Problem details
Say how many lines of the records include the string "Show". Nothing else belongs in the answer.

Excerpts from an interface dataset

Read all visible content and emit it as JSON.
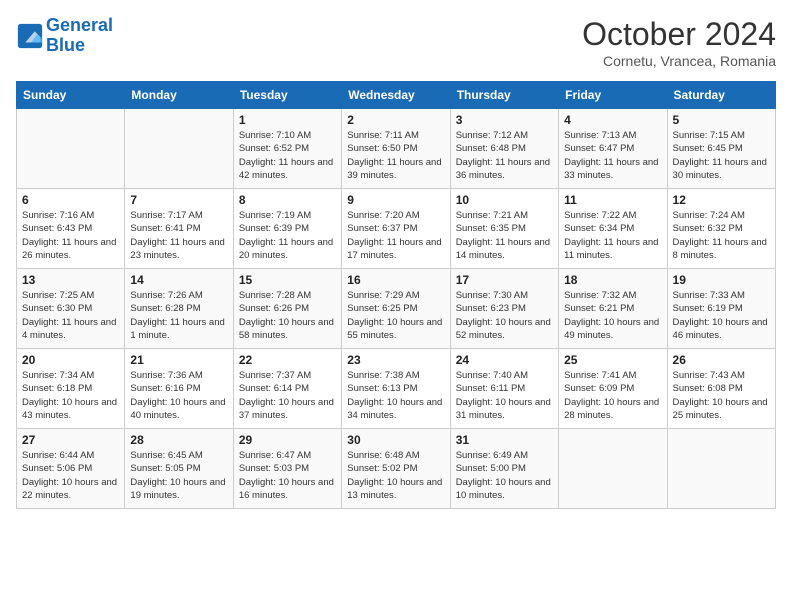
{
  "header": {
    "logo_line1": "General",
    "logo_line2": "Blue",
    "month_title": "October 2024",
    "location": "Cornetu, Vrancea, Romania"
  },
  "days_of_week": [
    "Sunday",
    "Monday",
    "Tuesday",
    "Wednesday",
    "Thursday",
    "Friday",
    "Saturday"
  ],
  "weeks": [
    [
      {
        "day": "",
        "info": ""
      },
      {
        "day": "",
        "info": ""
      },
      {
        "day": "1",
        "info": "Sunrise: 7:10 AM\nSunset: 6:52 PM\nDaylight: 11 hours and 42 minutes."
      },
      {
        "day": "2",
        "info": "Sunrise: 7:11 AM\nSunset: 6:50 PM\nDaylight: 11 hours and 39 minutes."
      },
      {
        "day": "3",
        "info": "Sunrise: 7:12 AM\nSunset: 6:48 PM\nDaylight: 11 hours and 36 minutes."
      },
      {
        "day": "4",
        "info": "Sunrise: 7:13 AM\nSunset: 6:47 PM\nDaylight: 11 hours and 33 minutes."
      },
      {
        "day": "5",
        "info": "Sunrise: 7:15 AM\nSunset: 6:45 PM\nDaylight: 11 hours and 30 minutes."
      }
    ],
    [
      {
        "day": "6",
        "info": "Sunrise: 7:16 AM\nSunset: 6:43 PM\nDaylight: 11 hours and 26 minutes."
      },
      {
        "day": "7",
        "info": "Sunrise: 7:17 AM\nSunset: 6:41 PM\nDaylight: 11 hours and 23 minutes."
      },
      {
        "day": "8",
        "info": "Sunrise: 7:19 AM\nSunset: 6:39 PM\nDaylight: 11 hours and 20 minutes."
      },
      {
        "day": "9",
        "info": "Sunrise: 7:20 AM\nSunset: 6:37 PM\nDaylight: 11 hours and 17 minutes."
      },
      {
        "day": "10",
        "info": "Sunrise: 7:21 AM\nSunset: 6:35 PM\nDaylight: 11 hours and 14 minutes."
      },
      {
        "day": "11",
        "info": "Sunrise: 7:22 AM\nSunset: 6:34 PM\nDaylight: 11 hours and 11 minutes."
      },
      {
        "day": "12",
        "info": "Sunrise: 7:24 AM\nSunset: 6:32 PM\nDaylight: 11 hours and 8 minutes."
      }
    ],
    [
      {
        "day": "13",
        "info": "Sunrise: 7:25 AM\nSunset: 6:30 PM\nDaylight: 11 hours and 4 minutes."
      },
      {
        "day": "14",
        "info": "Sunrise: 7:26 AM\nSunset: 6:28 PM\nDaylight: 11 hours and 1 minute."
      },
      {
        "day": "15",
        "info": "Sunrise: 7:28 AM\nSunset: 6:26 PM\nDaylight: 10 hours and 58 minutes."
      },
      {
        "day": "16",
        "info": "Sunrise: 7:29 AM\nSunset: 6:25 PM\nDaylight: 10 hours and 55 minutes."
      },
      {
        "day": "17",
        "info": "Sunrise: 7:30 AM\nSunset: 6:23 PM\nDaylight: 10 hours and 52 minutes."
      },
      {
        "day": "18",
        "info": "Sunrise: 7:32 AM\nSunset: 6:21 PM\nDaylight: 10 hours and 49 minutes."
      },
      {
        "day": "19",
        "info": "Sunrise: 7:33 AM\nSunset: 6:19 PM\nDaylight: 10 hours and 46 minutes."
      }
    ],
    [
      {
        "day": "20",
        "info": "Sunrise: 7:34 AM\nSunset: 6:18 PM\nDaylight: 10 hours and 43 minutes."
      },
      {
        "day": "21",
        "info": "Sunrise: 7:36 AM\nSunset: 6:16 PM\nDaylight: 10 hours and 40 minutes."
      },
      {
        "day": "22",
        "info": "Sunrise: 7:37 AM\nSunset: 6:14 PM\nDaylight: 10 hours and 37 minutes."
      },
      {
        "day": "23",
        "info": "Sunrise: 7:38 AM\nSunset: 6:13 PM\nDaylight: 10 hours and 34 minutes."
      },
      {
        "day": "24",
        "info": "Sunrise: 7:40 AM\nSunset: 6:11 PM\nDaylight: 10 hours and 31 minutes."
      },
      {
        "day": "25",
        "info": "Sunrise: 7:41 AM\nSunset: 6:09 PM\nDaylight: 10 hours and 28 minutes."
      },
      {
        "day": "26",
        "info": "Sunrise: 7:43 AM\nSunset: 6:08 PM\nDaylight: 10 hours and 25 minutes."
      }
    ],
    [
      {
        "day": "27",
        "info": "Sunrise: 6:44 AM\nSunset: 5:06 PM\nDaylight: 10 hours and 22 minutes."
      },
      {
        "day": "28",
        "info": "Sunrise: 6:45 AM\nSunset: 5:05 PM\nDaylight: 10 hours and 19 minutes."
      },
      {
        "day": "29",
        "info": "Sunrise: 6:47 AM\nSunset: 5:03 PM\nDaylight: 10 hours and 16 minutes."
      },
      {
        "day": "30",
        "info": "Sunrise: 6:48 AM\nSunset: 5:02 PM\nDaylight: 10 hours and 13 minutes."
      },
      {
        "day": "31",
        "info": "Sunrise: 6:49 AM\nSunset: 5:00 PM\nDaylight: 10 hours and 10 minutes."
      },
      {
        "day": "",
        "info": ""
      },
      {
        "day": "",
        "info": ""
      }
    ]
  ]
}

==

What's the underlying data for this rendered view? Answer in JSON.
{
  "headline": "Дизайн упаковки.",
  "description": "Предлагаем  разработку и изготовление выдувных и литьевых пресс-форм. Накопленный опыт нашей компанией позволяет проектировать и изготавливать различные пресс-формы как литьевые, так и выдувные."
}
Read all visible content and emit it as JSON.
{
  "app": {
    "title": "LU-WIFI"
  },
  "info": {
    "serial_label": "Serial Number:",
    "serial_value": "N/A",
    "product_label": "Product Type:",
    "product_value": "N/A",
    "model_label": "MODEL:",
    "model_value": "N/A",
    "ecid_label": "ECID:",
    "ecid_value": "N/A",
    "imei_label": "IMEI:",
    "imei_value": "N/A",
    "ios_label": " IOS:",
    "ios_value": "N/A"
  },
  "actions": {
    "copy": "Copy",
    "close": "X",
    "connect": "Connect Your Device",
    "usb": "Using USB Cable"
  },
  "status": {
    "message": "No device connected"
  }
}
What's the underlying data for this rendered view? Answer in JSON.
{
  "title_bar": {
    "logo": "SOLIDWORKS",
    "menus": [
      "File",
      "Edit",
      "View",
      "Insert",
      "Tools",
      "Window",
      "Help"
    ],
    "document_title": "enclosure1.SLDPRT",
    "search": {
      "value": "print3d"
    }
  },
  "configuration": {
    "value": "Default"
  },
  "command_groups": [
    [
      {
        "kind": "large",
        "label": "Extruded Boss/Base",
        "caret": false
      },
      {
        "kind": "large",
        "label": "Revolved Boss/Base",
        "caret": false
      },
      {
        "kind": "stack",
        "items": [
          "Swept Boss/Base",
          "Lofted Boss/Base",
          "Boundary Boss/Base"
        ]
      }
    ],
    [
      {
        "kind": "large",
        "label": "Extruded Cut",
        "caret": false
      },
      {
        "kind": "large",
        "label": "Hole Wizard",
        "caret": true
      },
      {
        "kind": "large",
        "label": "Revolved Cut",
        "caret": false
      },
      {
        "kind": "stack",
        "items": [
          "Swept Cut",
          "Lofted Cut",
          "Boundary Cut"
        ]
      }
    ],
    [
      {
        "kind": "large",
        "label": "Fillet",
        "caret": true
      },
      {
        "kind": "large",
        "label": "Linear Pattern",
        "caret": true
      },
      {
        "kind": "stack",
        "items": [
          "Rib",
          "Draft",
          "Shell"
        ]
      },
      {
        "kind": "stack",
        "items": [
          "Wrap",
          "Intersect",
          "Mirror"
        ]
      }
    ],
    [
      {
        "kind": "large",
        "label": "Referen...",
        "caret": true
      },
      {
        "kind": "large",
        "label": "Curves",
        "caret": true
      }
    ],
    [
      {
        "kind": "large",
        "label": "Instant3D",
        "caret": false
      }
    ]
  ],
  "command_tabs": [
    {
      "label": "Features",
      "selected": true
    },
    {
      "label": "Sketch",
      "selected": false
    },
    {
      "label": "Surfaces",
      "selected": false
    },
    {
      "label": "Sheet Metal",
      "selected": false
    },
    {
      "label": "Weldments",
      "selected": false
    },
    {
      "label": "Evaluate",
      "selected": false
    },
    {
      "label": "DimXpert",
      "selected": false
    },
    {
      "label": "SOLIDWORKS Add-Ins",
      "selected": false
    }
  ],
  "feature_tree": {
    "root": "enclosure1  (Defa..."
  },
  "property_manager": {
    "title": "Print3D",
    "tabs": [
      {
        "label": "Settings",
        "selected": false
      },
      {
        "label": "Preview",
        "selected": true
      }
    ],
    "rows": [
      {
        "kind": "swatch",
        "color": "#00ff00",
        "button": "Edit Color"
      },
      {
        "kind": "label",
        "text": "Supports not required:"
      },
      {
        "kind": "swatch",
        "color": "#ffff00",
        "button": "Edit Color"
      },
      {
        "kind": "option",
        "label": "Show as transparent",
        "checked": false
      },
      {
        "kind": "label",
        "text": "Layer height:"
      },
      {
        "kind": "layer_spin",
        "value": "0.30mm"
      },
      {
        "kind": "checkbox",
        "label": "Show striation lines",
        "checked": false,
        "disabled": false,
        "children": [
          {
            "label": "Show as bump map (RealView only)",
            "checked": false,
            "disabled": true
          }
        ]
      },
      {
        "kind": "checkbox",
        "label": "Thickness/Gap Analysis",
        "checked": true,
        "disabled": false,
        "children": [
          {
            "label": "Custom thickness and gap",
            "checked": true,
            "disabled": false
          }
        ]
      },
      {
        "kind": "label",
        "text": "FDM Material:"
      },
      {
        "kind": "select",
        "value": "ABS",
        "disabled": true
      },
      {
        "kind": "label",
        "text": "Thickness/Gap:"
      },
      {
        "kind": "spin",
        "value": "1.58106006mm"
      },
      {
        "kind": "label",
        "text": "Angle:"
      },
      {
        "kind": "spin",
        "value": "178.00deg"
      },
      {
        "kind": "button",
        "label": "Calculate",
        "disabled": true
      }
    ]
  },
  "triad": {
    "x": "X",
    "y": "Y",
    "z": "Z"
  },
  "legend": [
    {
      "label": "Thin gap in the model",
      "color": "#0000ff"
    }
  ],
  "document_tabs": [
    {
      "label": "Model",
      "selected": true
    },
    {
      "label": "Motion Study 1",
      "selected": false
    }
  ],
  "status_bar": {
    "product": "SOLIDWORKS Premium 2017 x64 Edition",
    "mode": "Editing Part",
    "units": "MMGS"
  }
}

Output of the task
3